● **What the exercise asks**
Go through the entries below and return every line that contains "this".

/---

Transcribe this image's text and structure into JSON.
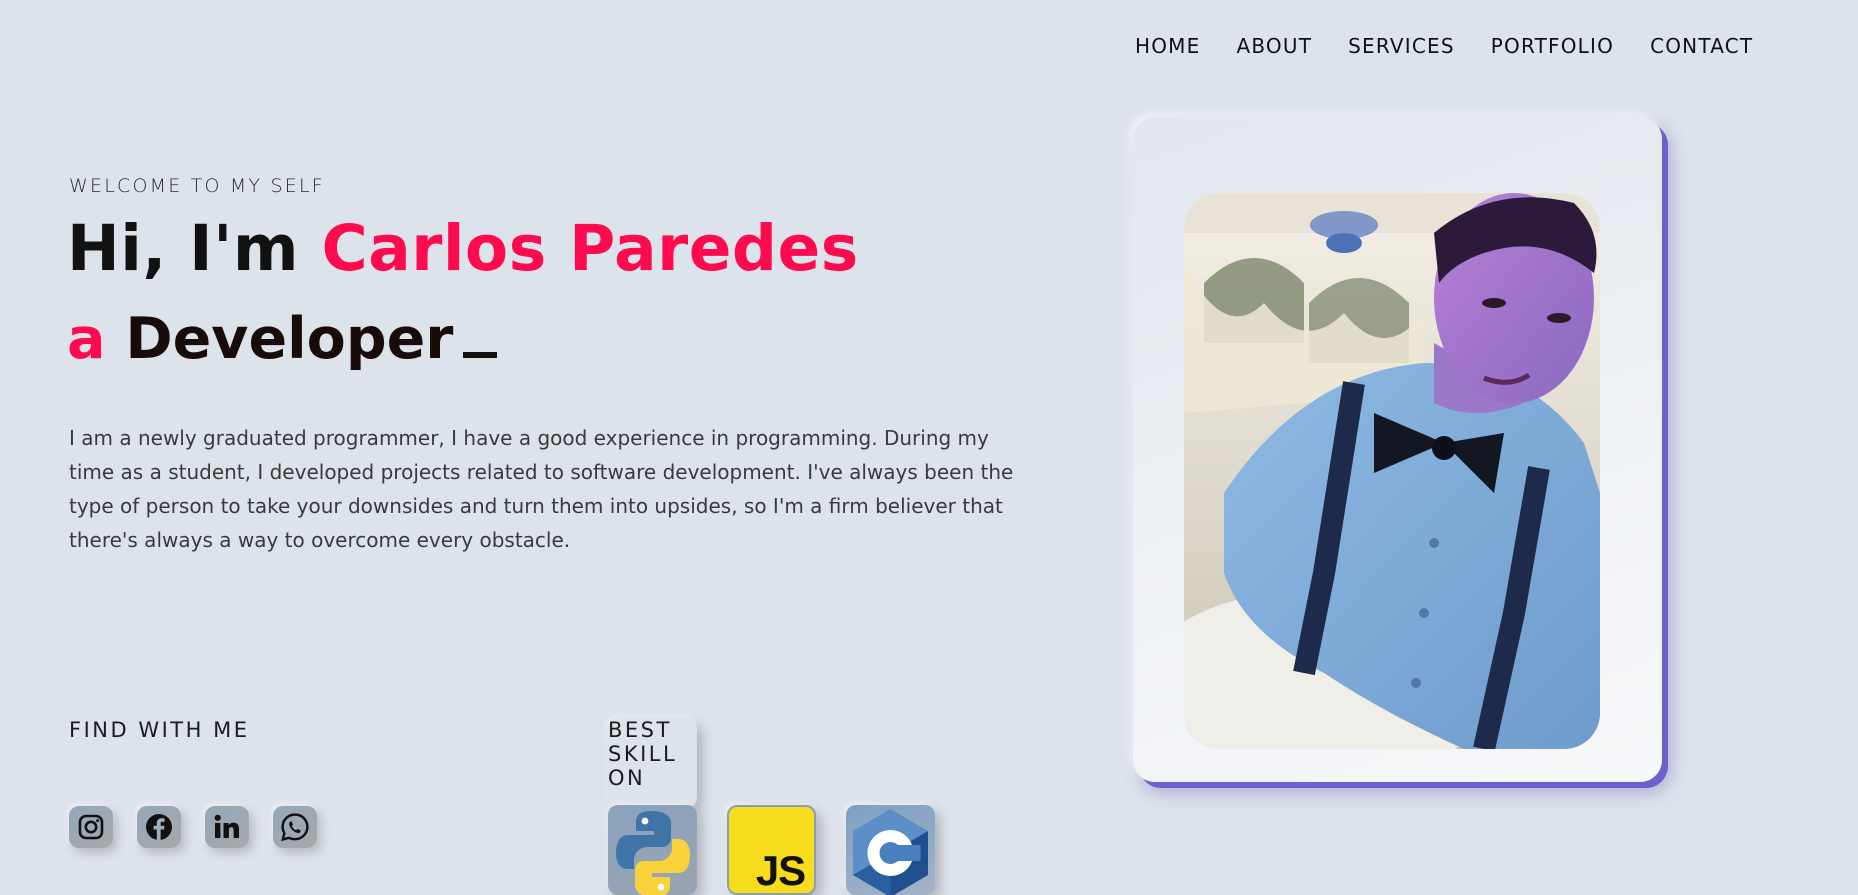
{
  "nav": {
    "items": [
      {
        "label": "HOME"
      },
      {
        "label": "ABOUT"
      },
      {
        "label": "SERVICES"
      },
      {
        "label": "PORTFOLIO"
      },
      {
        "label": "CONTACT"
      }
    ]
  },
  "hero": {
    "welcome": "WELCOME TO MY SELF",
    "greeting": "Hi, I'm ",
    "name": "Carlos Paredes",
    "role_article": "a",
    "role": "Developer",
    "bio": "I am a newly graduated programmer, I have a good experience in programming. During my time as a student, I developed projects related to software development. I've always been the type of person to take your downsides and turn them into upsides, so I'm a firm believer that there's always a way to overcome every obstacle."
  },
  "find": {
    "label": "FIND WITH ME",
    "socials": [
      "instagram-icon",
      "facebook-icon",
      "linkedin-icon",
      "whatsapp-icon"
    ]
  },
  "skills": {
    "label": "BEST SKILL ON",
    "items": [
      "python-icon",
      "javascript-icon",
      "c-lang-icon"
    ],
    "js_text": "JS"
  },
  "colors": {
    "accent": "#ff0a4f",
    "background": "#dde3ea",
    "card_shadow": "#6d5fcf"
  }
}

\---
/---

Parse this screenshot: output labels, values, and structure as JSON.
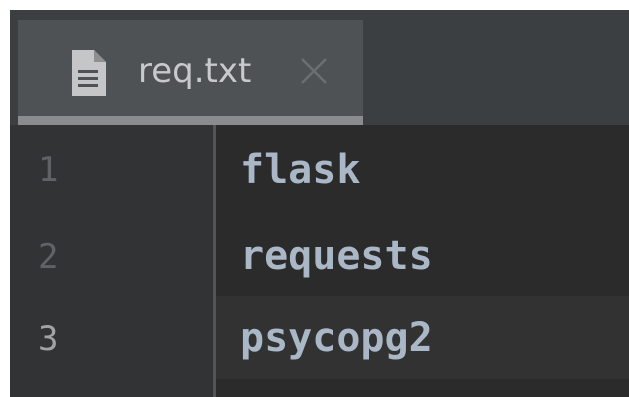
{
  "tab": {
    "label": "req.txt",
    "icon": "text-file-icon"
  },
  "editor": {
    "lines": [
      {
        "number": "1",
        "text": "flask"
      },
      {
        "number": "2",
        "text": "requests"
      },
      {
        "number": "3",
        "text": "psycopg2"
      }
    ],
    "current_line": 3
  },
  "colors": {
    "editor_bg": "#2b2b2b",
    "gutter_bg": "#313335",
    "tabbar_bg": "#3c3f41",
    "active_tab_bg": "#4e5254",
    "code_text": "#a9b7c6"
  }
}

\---
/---

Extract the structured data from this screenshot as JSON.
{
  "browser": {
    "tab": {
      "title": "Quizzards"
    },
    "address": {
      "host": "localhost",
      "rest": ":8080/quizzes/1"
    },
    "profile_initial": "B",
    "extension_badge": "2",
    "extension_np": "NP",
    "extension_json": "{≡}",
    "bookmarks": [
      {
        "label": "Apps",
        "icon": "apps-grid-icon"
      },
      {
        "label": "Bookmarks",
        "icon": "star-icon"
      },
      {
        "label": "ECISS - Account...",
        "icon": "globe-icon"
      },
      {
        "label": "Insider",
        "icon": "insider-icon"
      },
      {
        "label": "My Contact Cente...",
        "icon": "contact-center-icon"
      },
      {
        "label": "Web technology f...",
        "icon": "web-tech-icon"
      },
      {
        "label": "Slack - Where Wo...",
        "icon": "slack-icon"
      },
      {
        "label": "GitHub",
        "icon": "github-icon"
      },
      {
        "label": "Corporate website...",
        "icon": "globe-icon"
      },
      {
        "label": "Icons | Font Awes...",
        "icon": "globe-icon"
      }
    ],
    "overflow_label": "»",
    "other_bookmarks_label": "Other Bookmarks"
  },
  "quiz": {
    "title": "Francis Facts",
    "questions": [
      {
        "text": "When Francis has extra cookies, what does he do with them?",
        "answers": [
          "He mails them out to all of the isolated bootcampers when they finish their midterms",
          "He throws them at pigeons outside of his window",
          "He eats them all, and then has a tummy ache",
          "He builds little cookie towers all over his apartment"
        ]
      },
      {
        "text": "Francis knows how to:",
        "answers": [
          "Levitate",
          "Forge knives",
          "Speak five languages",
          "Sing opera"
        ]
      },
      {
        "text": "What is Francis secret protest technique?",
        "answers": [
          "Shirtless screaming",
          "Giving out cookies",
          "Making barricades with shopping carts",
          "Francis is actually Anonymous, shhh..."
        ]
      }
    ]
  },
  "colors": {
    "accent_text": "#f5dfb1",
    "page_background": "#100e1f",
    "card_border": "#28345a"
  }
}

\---

● **Response**
Transcribe this image's text and structure into JSON.
Parse this screenshot: output labels, values, and structure as JSON.
Extract the structured data from this screenshot as JSON.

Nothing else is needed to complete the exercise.